He played college ball at Notre Dame, and was the Most Valuable Player in the 1962 East-West Shrine Game."

-Jack Zanger, Pro Football 1965

Friday, August 8, 2014

1965 Profile: Ernie Warlick

Tight End
No. 84
North Carolina College
"Some Buffalo fans worry that Ernie Warlick may be wearing thin at age 33. This 6-4, 235-pound blocking end has played eight pro seasons, five in Canada and the last three in Buffalo.
As a tight end, Ernie's main job is knocking people down, but he's surprisingly good at catching passes with his enormous hands. Last year he caught 23 passes for 478 yards - that's 20.5 yards per catch, which is excellent for a tight end.
Ernie was an All-Star in Canada and has been close to it in the AFL."

-Jack Zanger, Pro Football 1965

Tuesday, August 5, 2014

1965 Profile: Billy Shaw

Guard
No. 66
Georgia Tech
"It's no accident that the Bills pack tremendous power in their ground attack. They've got the ball-carriers, sure, but they've also got a bulldozing offensive guard in 248-pound Billy Shaw. He pries those holes open.
Billy was All-AFL last year, and he could be just as effective on defense. That's where he earned his All-America college reputation at Georgia Tech.
Bill's also captain of the Bills."

-Jack Zanger, Pro Football 1965

Sunday, August 3, 2014

1965 Profile: George Saimes

Safety
No. 26
Michigan State
"George Saimes has made the conversion from All-America running back (at Michigan State) to All-AFL as a defensive safetyman. And the transition took him only two seasons. George plays the weak side safety. Thus, he's called upon to guard the split end.
At 5-10, he gives away a lot of height, yet he gets the job done. He intercepted six passes last year and he returned them for 56 yards.
He's a solid if unspectacular player."

-Jack Zanger, Pro Football 1965

Friday, August 1, 2014

1965 Profile: Jack Kemp
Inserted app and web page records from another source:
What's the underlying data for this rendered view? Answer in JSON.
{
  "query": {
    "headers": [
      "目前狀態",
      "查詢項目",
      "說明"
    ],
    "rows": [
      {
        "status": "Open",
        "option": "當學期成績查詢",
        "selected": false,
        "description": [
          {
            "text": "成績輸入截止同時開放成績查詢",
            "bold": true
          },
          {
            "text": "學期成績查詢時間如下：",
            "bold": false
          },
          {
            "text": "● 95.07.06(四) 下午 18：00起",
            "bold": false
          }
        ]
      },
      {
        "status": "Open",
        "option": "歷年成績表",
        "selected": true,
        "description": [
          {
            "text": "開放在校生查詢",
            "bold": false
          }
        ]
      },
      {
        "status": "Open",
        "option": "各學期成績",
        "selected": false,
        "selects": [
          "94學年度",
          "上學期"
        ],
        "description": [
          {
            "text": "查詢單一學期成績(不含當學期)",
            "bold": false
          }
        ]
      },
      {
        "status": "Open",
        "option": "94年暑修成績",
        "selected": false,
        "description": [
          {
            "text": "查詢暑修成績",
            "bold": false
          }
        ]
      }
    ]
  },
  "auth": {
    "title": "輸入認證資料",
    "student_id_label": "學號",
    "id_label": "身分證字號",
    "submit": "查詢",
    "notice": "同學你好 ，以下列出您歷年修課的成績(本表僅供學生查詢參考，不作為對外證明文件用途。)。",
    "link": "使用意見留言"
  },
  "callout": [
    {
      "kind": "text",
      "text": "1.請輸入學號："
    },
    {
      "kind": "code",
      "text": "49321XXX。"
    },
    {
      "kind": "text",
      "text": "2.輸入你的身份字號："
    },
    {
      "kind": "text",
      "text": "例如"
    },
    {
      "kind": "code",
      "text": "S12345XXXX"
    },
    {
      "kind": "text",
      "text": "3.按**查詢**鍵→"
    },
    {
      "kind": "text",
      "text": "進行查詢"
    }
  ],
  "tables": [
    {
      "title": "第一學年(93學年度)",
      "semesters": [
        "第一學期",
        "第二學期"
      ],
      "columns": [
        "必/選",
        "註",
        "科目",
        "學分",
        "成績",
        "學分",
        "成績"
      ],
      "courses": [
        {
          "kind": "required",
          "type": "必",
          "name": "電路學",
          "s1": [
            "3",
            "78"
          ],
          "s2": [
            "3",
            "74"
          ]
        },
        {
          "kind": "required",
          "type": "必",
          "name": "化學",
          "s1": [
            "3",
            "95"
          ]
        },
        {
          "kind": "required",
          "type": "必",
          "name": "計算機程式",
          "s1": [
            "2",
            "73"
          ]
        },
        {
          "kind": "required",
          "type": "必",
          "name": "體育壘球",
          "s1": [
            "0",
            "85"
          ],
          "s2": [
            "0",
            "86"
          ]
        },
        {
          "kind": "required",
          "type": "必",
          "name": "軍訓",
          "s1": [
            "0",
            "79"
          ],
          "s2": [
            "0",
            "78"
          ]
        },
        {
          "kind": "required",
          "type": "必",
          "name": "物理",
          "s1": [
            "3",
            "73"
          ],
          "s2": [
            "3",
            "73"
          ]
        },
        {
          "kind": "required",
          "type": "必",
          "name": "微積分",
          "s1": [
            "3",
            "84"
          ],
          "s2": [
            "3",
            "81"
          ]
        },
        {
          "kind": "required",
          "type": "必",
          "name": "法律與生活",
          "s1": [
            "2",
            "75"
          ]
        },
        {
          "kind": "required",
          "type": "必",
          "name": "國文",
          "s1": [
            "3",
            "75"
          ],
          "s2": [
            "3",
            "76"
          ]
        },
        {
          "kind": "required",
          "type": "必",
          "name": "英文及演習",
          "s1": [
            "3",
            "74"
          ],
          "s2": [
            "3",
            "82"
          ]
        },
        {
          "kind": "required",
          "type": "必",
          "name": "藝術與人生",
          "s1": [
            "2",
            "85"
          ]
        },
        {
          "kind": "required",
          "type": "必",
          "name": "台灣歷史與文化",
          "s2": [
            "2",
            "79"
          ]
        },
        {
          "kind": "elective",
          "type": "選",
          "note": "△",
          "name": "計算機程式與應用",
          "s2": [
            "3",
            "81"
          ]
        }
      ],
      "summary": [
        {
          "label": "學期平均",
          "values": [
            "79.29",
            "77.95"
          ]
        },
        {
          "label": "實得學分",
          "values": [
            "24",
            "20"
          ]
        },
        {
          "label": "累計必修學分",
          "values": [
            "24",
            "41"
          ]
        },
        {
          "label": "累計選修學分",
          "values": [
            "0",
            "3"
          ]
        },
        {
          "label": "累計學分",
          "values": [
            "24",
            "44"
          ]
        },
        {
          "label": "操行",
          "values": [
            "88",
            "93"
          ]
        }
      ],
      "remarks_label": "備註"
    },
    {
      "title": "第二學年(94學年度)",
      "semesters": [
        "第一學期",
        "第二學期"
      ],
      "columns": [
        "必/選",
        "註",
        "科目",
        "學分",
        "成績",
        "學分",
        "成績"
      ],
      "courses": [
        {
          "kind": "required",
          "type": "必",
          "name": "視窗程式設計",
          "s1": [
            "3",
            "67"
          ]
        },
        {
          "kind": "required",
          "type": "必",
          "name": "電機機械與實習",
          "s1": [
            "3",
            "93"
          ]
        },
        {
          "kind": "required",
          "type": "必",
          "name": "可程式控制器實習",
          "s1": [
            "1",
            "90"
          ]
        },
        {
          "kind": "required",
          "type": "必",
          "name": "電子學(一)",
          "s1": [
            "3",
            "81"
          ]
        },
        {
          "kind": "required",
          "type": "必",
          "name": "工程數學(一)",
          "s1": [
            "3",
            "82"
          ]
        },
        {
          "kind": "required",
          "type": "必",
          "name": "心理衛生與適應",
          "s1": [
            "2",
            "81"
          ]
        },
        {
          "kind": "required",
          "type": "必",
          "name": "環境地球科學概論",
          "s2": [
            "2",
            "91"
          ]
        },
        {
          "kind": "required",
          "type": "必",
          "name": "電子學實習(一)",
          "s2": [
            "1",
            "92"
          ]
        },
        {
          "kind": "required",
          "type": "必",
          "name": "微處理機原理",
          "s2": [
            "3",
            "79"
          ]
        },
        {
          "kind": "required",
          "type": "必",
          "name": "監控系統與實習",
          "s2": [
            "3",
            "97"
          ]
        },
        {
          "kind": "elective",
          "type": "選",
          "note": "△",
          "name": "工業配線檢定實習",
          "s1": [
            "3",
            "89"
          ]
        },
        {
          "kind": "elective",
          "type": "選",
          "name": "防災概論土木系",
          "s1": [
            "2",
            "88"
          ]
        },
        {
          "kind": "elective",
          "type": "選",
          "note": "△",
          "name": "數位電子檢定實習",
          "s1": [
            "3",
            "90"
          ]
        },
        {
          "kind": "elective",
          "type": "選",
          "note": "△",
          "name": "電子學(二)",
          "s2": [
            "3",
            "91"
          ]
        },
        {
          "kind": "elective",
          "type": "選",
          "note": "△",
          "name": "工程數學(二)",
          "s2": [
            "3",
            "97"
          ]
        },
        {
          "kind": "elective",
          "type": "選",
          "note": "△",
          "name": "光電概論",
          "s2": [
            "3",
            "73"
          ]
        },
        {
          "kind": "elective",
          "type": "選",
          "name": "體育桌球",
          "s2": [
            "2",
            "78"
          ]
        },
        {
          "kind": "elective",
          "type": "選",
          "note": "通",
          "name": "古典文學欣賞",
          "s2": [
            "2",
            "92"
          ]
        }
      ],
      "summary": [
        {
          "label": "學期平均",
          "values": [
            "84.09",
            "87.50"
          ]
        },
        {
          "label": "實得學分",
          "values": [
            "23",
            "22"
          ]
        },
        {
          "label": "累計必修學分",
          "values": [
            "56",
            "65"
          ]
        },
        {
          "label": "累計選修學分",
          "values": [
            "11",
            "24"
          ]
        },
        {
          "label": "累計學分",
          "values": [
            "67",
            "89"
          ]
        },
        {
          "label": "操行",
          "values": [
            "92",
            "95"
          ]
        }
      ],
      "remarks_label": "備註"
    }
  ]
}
Quarterback
No. 15
Occidental
"Funny, but Jackie Kemp used to be considered a top-running quarterback. Now he's the pass-master in Buffalo's twin-quarterback offense. Jackie has one of the most powerful throwing arms in football.
He was claimed by the Bills from San Diego in 1962, and the Chargers are still furious about it. It seems they had tried to slip Jack by on waivers while he was recovering from an injury. After having helped the Chargers win consecutive Western Division titles in 1960 and '61, he played turnabout by going against his old mates last year and beating them for the AFL crown."

-Jack Zanger, Pro Football 1965